+++ Data records +++

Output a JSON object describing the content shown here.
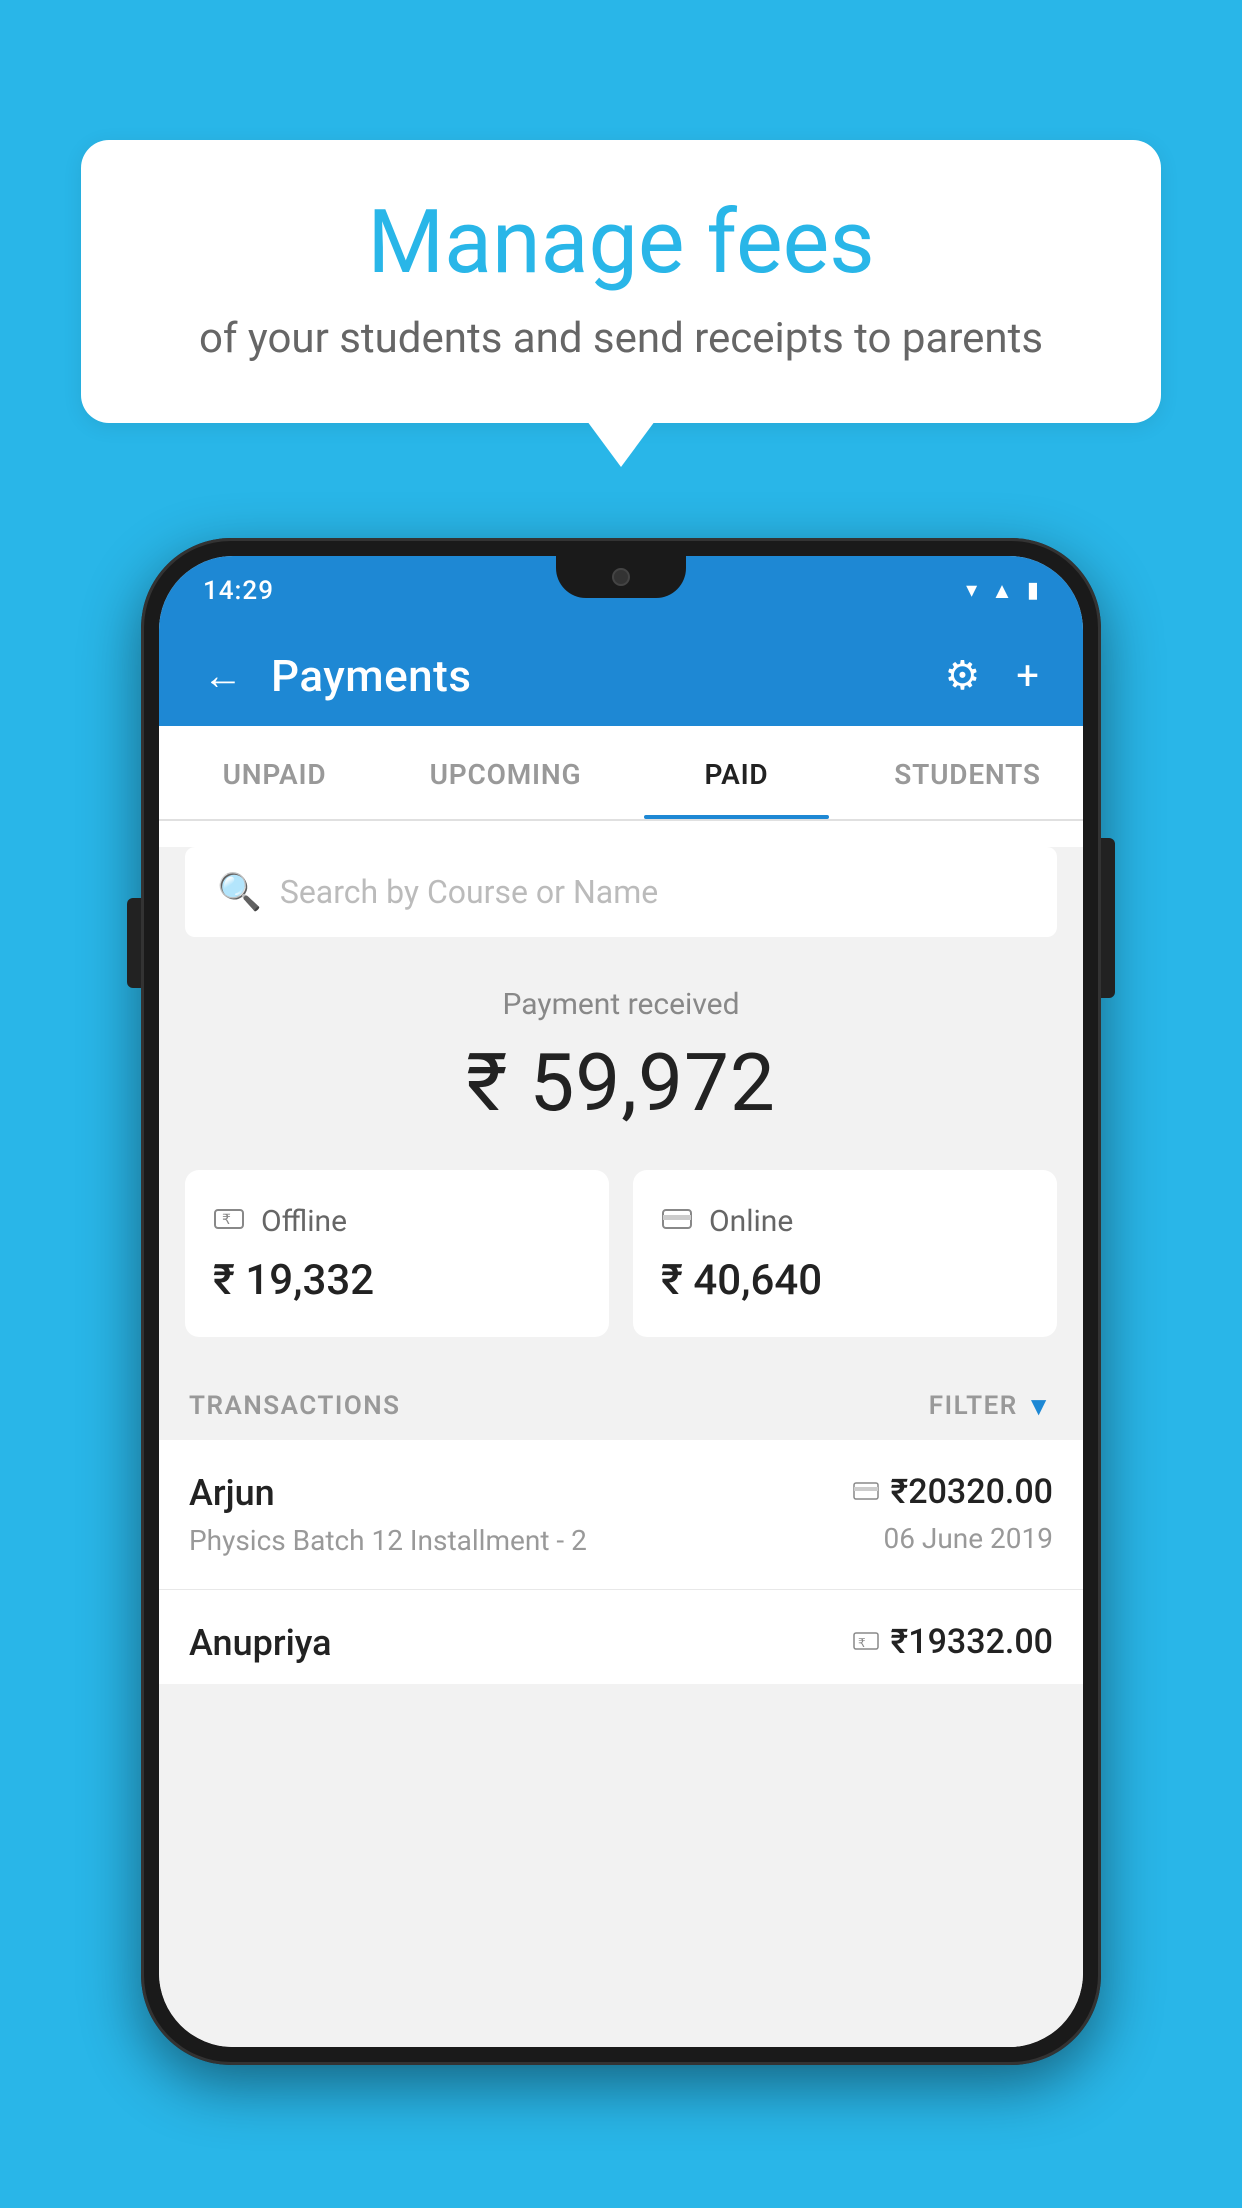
{
  "page": {
    "background_color": "#29B6E8"
  },
  "speech_bubble": {
    "title": "Manage fees",
    "subtitle": "of your students and send receipts to parents"
  },
  "phone": {
    "status_bar": {
      "time": "14:29",
      "icons": [
        "wifi",
        "signal",
        "battery"
      ]
    },
    "header": {
      "back_label": "←",
      "title": "Payments",
      "settings_icon": "⚙",
      "add_icon": "+"
    },
    "tabs": [
      {
        "label": "UNPAID",
        "active": false
      },
      {
        "label": "UPCOMING",
        "active": false
      },
      {
        "label": "PAID",
        "active": true
      },
      {
        "label": "STUDENTS",
        "active": false
      }
    ],
    "search": {
      "placeholder": "Search by Course or Name"
    },
    "payment_received": {
      "label": "Payment received",
      "amount": "₹ 59,972"
    },
    "payment_cards": [
      {
        "icon": "💳",
        "type": "Offline",
        "amount": "₹ 19,332"
      },
      {
        "icon": "💳",
        "type": "Online",
        "amount": "₹ 40,640"
      }
    ],
    "transactions": {
      "section_label": "TRANSACTIONS",
      "filter_label": "FILTER",
      "rows": [
        {
          "name": "Arjun",
          "course": "Physics Batch 12 Installment - 2",
          "payment_icon": "💳",
          "amount": "₹20320.00",
          "date": "06 June 2019"
        },
        {
          "name": "Anupriya",
          "course": "",
          "payment_icon": "💳",
          "amount": "₹19332.00",
          "date": ""
        }
      ]
    }
  }
}
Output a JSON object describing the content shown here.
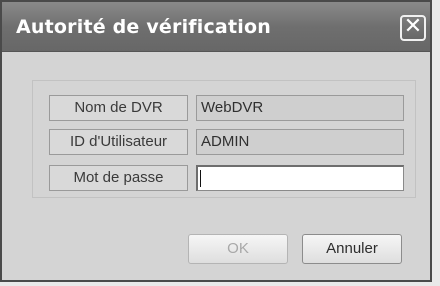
{
  "window": {
    "title": "Autorité de vérification",
    "close_glyph": "✕"
  },
  "form": {
    "dvr_name_label": "Nom de DVR",
    "dvr_name_value": "WebDVR",
    "user_id_label": "ID d'Utilisateur",
    "user_id_value": "ADMIN",
    "password_label": "Mot de passe",
    "password_value": ""
  },
  "buttons": {
    "ok_label": "OK",
    "ok_enabled": false,
    "cancel_label": "Annuler"
  }
}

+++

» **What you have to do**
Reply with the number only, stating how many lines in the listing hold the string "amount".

» **Response area**
5